When it comes to mobilizing for missions, where do we begin? I mean, what should ultimately drive us to take the gospel to the ends of the earth? Is it that 4.2 billion people are unreached with the gospel or that nearly 200 million have no one taking the gospel to them? Perhaps it is the reality that more than half of the people in the world live on less than $2 each per day, and one billion people are engulfed in extreme poverty, living on less than $1 each per day (The Poverty of Nations, forward by Rick Warren).
In his book, A Vision for Missions, Tom Wells shares of hearing a missionary say, “A need will not keep you on the mission field. People will rebuke and repel you” (7). While often times a need motivates missionaries to go, need alone will not keep them there or even keep them going back in the case of short-term missions in partnership with long-term strategy. Everywhere we look there are tremendous needs, which regularly overwhelm the missionary. Often adding to the frustration of the enormous needs is a lack of response by the people to the missionary’s work. What then, as Wells asks, is left? The answer: God.
God is and must be the ultimate reason for missions. We begin with God. Wells rightly argues that “God is worthy to be known and proclaimed for who He is, and that fact is an important part of the missionary motive and message” (A Vision for Missions, 9). For missions to be at the heart of the church, God must be at the heart of the church. Jesus followers gripped by the greatness of God cannot help but speak about the greatness of God among all nations, not simply because people need to know about Him, but because He is worthy to be known.
My intention is not to minimize the need for the salvation of mankind or the call to be benevolent, but to maximize the worthiness of God to be known for who He is. If we are not careful our primary focus will be upon mankind rather than upon God. As one pastor describes it, you can magnify with a microscope or with a telescope. A microscope magnifies by making tiny things look bigger than they actually are and a telescope magnifies by making gigantic things (like stars and planets), which look tiny to the naked eye, appear more as they really are (John Piper, The Dangerous Duty of Delight, 17). A proper starting place for missions is to function as a telescope for God.

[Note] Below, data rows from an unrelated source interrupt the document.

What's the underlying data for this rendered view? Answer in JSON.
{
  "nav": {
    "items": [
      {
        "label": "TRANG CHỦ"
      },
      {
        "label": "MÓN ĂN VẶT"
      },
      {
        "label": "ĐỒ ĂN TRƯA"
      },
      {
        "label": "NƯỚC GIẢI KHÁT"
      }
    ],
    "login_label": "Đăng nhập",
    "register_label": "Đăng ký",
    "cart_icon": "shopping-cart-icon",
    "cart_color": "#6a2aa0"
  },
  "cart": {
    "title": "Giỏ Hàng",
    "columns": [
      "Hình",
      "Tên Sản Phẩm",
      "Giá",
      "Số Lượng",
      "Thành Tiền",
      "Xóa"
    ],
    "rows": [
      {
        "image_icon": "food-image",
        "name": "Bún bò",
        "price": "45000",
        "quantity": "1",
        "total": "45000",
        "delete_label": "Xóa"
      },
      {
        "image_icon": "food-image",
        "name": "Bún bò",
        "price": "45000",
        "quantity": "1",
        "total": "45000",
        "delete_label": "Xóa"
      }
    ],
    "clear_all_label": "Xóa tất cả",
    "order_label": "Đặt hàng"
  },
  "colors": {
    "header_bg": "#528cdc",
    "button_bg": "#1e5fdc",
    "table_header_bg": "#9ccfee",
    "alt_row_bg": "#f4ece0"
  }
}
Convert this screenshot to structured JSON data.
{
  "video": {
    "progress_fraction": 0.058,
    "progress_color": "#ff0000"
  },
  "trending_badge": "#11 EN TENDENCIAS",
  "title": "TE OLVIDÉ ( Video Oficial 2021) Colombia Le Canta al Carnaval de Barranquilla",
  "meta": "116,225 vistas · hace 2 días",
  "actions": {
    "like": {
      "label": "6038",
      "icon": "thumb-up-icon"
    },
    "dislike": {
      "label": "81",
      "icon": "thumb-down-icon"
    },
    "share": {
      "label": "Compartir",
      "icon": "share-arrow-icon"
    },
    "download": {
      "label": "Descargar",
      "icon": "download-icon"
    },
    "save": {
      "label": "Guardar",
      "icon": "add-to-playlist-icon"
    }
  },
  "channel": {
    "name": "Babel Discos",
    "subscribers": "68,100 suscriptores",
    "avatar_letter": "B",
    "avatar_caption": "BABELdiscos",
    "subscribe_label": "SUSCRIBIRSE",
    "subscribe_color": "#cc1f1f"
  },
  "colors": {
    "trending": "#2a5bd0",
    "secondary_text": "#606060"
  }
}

Therefore, we must begin with God and His greatness. Wells asks passionately, “Where are the missionary candidates who are panting to make Christ known for Christ’s sake? Do they exist? They must exist, for these candidates are Christians. And surely a Christian wants his Saviour to be known” (A Vision for Missions, 110).